On the other hand, Jack Brewster was wound much tighter than his little brother. Often anxious and talkative, he had a fine sense of humor but hardly let it show. Unlike the other Brewsters, one of his top priorities was staying away from the police. Besides, he was a good student who had aspirations of going to college and then graduate school. Yet, he was by no means an angel. But the choices Jack made were different than those of his brother, mother and father. Jack intended to keep his nose clean, no matter which side of the tracks he called home.

Tacked onto the refrigerator was a tattered childlike portrait of the Brewster family sketched in crayon. Jack made the drawing for a school project years ago, when he was seven. The edges were desiccated and completely worn away in some spots. But it was still hung proudly in a special place of honor. Each likeness wore a smile. But those poses did not tell the real story behind the picture. When Jack brought the drawing home from school, although his parents were still together, Mr. Brewster’s image was obviously missing. The teacher had instructed each student to create a family portrait. Unbeknownst to Jack, the omission of his father caused the principal to call Mrs. Brewster before he even arrived home that day. The school wanted to know if there was a Mr. Brewster in the house. Naturally, the incident raised all kinds of eyebrows. Consequently, Jack was persuaded to add his father’s image into the sketch. Being at such an impressionable age, he did not want to hurt his father’s feelings. But the cat had already been let out of the bag. The Brewsters were now on the school’s radar, thanks to Jack’s incomplete portrait. Something was just not right in the Brewster house and others were slowly catching on.

Photos: Family photo – Mark McCullough and family, author Tvernier/Creative Commons (CC); Borders – two brothers/Takashi Kashiwaya/CC; Drawings – own work; Video – own work/YouTube; usage of photos does not constitute endorsement by the authors and sources.

Advertisements

One thought on “Jimi and the Brewsters: A Brief Family Portrait

Leave a Reply

Fill in your details below or click an icon to log in:

WordPress.com Logo

You are commenting using your WordPress.com account. Log Out / Change )

Twitter picture

You are commenting using your Twitter account. Log Out / Change )

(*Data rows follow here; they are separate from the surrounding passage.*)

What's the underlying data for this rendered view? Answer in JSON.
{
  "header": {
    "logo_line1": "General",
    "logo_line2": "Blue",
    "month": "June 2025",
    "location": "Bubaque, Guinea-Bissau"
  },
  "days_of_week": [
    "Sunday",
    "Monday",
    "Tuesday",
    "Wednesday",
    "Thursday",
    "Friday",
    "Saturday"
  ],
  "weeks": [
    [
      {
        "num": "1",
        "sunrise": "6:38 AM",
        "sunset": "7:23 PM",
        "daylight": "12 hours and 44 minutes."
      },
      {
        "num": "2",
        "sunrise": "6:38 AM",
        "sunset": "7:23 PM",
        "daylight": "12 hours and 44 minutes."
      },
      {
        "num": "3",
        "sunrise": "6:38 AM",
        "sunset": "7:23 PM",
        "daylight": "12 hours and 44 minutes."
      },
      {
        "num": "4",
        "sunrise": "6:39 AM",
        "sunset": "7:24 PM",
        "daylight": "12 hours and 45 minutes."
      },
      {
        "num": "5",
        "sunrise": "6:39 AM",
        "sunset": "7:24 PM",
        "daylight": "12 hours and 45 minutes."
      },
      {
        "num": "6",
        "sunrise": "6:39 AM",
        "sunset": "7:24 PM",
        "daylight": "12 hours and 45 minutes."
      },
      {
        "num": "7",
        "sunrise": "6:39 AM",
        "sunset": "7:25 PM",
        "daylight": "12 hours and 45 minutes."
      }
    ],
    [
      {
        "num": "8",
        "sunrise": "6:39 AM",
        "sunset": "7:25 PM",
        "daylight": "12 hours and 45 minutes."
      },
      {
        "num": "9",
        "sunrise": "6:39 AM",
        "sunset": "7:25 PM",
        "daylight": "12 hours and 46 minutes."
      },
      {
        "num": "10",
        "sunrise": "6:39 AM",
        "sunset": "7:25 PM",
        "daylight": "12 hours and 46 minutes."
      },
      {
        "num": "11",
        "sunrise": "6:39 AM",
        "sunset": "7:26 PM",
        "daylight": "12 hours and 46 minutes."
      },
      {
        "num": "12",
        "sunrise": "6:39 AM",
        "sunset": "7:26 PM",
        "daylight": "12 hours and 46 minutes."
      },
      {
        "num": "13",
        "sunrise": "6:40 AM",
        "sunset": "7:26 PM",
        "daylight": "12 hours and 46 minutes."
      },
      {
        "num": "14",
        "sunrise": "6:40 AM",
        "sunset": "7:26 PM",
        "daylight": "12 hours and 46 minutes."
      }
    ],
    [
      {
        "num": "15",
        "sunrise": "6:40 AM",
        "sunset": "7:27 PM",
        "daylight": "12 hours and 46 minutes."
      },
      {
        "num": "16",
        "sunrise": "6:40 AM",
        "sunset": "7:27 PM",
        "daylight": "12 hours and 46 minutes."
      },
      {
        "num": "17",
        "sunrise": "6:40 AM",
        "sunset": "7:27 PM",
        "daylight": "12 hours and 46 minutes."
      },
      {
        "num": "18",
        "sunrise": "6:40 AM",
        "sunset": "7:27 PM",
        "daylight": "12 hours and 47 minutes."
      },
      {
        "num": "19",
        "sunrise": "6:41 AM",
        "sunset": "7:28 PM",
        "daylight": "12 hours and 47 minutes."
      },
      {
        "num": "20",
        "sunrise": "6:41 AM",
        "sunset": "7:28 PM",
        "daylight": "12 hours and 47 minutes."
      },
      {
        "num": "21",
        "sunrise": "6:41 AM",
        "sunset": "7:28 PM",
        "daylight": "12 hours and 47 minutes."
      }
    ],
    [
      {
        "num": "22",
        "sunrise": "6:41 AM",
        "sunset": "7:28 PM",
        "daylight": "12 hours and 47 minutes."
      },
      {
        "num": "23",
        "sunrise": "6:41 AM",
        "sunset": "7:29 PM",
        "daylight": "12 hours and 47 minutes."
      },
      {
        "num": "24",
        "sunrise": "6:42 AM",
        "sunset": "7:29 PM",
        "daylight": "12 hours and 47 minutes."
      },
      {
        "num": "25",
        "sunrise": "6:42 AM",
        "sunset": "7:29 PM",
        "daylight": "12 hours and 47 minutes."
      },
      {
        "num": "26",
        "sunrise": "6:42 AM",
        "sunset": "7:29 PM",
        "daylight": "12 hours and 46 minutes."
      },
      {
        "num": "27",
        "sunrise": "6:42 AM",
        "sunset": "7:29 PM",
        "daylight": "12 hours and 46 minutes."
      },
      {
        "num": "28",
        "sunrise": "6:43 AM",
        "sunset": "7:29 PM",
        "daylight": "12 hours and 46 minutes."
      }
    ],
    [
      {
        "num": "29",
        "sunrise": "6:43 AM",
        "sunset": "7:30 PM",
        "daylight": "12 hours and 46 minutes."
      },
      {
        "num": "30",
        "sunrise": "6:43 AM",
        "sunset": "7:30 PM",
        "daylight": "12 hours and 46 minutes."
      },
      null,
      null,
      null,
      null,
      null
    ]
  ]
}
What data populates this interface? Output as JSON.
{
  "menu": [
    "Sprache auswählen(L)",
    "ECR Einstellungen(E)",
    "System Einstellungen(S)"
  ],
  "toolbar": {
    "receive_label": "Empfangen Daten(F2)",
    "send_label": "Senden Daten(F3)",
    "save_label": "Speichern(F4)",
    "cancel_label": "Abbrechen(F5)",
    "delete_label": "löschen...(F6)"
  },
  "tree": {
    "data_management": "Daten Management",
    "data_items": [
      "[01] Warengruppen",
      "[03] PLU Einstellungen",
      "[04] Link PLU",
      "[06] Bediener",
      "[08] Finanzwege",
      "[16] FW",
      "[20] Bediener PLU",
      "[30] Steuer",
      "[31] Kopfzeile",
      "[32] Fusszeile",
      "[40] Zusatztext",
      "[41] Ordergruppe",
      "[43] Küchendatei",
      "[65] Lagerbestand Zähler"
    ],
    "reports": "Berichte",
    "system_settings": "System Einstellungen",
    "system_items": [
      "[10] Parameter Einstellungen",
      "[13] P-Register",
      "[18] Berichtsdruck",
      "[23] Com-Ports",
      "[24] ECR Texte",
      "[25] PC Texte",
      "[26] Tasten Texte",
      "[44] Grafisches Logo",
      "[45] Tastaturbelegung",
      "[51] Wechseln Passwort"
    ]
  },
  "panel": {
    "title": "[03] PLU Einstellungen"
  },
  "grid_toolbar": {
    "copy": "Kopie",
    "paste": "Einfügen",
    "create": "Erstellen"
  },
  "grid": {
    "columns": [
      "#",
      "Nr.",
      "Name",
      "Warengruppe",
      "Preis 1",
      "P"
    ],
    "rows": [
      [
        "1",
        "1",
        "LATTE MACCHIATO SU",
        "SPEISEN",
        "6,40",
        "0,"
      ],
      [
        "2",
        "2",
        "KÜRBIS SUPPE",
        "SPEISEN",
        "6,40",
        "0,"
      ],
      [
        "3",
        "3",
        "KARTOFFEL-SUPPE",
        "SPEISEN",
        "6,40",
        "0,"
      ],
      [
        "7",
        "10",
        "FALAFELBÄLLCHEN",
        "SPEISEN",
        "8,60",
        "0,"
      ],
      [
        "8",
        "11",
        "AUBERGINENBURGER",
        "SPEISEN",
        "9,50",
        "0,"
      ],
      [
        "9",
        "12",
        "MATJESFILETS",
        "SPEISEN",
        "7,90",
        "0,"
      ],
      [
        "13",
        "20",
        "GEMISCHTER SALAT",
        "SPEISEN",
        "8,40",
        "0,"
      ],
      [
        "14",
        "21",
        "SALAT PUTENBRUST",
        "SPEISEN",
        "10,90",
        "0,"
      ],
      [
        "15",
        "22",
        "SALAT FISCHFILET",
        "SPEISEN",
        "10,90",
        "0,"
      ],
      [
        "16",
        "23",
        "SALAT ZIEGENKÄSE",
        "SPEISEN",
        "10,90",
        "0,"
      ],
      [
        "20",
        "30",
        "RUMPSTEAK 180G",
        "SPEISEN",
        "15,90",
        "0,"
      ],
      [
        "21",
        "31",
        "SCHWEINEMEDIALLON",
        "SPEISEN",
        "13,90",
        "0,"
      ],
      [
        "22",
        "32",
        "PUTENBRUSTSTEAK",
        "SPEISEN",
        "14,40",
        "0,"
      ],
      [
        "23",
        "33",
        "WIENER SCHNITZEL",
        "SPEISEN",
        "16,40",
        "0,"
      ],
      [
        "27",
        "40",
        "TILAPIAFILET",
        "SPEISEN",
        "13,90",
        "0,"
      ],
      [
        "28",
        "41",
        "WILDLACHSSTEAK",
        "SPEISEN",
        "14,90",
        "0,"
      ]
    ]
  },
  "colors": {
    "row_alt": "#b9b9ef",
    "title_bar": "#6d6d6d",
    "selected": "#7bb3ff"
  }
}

Facebook photo

You are commenting using your Facebook account. Log Out / Change )

Google+ photo

You are commenting using your Google+ account. Log Out / Change )

Connecting to %s